Can you tell us a bit about what you do at Studio Ghibli?
The studio creates films with the Japanese market in mind; they don’t adjust their films for foreign markets. So I get to see the film as the director wanted to make it for Japan, and we bring that film to other markets, staying true to the director’s original intent – which can be hard, because the Japanese language doesn’t really line up exactly with most languages, and we do our best to stick as close to the original as we can. So that’s kind of my personal mission; I want foreign viewers to feel that they are watching something as close as possible to the original.
Have you experienced any problems in getting audiences to latch onto the film?
In some countries, audiences are very open to dynamic animation and the media, and storytelling, while in other countries, animation is primarily viewed as a storytelling medium for kids. We believe that our films appeal to all ages, including adults – who really enjoy our films. The Wind Rises is not a film made for kids; I really think the adults will enjoy it. As you gain experience in life, you make choices in difficult situations, you pursue your dreams the best you can – I think that’s a big part of this film. That’s a pretty adult message. One of the challenges we face is having adults view animation as a medium for children, and in some countries that’s very common, and in other countries it’s not. The other challenge we have is we have diehard fans who insist that they only want to watch the dub; they might want to watch the subtitled version, because they believe that they’re watching the original, and I totally respect that. But I also encourage that you also watch the dubbed version, because if you watch the dubbed version, you’re watching the film. If you’re watching the subtitled version, you’ll spend your time reading as opposed to watching the art of the film. So that’s a kind of personal challenge, to make sure that the dub is true to the director’s intent, so the fans can feel they’re watching something close to the original. If you’re reading the subtitles, you’re reading something that’s always one step away – unless your speak Japanese.
In casting your films, how do you go about assembling a cast that will appeal to many different countries?
So, the Japanese cast is cast here [Japan] by the director – the only cast that we’re directly involved with is the English cast.
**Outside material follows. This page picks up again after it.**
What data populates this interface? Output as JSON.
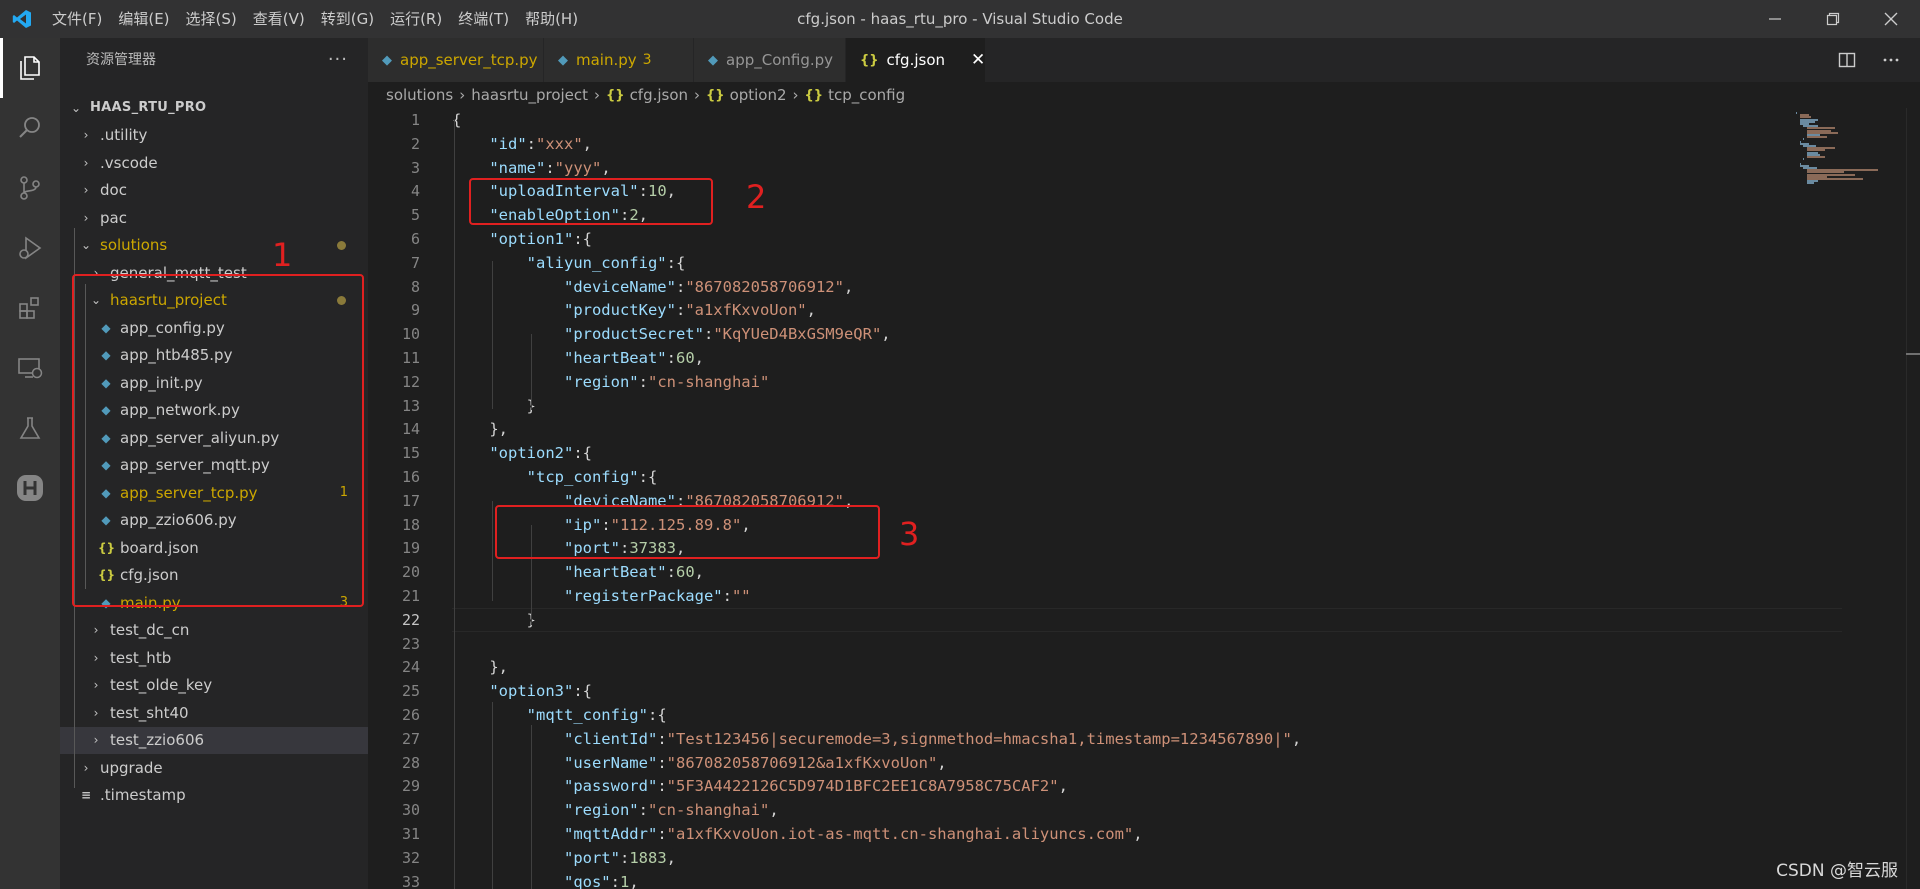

With the English cast, we’ve been fortunate that a lot of very talented actors are interested in our film. We also have voice actors who do great work, too – so it’s a real interesting combination.
Did you have the final say when Joseph Gordon-Levitt was cast? And what did you see in him?
Yes. Several things; first of all, he is by all accounts an excellent actor. I thought he had a terrific presence, he comes across as very intelligent, and the character of Jiro (who Gordon-Levitt voices) is a very intelligent character. He’s also very courteous, very polite, and I didn’t know until I met him that that’s the truth. And that’s also a very important part of Jiro’s character. So it was really a great match. He also was very interested in our film; to me, he conveyed an intelligence and courtesy on top of very good acting skills. I hope you agree!
I’ve only seen the subtitled version, but I want to get round to seeing the dubbed version too.
I think you’ll be pleased. He’s quite an even, well-centred character who Jiro is. Jiro handles crises very well, he handles threats to his livelihood in a very strong manner. I think Joseph plays that very, very well. And then the other characters, we had Emily Blunt as Nahoko as the love interest, John Krasinski as (the best friend) Honjo – and I think that combination is excellent.
Where do you personally think The Wind Rises sits in the Studio Ghibli canon?
I think it’s a terrific addition to the Ghibli canon; it’s quite different than any other film in that it doesn’t have that appeal to the younger children as much. As far as the blend of real-life and a little bit of fantasy, most importantly and artistically it’s just a beautiful, beautiful film – and beautiful to watch. They’re hand-drawn, hand-painted unlike other films, and I think it’s a combination of many years of filmmaking. It has elements of all his (Miyazaki’s) films, and then some; there are moments in there that are a step ahead. So I think it fits in very well. It has a wide variety of themes and styles, if you look at it critically. I think it’s terrific.
It certainly feels more ‘grown-up’, for want of a better phrase.
I think it’s a great phrase. If you look at Ponyo, Ponyo was definitely aimed at the younger child. And then you come to this film, and it’s very, very different. I said to them, in the nicest possible way, well the kids can go home and watch Ponyo, and we can watch this. (Laughs)
The Wind Rises is out on May 9th.